• **RECORDS**
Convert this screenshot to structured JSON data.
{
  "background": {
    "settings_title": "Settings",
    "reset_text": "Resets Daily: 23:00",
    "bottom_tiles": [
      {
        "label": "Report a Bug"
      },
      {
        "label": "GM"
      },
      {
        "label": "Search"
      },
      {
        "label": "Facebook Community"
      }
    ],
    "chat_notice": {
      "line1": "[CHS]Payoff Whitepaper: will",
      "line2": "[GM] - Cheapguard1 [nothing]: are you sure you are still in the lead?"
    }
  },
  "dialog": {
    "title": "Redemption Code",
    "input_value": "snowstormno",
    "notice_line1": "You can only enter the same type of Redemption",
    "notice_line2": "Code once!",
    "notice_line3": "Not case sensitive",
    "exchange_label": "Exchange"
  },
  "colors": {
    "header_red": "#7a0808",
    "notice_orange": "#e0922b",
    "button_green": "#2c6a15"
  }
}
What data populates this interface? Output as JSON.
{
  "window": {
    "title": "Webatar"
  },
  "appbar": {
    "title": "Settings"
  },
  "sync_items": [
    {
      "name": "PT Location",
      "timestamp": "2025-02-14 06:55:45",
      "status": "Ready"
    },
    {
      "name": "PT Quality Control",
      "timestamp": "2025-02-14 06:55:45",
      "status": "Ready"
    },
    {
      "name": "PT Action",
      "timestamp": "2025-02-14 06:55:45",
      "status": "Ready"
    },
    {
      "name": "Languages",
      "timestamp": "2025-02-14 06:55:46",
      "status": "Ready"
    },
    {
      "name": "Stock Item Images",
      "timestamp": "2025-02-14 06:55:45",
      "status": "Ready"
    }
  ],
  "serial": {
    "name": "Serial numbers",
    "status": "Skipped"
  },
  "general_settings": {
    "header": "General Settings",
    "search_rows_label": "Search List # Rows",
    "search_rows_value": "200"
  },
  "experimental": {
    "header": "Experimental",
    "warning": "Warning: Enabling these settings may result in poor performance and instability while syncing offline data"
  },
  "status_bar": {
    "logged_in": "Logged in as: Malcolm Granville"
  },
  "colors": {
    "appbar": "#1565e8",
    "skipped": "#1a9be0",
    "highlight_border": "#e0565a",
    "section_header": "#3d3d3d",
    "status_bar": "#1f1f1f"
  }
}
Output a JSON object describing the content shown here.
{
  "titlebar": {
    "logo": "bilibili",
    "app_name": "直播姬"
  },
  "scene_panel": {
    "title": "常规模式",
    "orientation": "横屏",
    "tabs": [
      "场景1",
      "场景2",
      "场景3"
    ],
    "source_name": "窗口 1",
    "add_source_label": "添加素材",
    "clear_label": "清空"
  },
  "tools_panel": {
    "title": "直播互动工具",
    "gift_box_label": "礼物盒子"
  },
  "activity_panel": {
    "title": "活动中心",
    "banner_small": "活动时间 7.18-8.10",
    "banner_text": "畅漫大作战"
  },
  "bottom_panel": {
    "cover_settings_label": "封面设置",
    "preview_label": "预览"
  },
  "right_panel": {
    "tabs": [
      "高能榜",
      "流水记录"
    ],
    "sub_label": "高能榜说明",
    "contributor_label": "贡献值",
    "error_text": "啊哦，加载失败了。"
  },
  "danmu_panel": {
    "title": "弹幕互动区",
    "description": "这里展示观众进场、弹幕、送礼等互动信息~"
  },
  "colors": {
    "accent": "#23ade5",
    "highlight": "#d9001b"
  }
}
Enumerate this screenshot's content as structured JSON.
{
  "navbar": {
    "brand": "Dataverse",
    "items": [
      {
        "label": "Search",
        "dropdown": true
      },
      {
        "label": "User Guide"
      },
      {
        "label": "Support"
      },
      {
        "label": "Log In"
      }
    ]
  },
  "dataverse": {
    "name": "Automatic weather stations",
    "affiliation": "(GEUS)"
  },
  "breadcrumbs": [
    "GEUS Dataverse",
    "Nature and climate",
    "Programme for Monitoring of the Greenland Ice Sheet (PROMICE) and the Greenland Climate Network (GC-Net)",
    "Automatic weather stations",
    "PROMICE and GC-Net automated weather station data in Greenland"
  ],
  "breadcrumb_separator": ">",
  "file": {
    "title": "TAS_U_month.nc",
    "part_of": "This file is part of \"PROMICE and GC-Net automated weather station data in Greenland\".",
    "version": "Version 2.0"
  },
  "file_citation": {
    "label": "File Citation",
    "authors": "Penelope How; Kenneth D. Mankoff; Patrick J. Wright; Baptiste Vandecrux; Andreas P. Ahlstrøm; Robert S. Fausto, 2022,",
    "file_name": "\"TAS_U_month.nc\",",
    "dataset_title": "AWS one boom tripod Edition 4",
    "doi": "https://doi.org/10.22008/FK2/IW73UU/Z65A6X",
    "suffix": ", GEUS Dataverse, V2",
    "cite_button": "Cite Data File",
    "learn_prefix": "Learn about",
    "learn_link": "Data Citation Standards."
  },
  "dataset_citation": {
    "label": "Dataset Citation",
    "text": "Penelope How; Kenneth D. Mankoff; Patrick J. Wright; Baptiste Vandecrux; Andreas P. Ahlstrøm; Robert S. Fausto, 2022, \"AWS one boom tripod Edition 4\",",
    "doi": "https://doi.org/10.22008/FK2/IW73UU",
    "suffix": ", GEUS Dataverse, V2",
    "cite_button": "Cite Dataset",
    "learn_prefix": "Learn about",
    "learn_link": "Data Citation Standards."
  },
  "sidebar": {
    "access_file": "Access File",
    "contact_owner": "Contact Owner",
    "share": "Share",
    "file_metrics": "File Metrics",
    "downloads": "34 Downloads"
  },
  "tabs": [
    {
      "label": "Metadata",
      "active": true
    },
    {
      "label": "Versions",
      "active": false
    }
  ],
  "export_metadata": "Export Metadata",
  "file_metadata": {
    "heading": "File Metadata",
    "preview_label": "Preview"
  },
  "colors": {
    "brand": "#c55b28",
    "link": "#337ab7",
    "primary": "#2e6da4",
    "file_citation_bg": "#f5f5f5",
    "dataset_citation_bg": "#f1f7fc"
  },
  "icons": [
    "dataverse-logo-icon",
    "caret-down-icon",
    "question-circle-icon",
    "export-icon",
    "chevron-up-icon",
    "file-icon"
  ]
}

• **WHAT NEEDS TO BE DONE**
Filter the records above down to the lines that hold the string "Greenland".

• **SOLUTION TO THIS TASK**
    "Programme for Monitoring of the Greenland Ice Sheet (PROMICE) and the Greenland Climate Network (GC-Net)",
    "PROMICE and GC-Net automated weather station data in Greenland"
    "part_of": "This file is part of \"PROMICE and GC-Net automated weather station data in Greenland\".",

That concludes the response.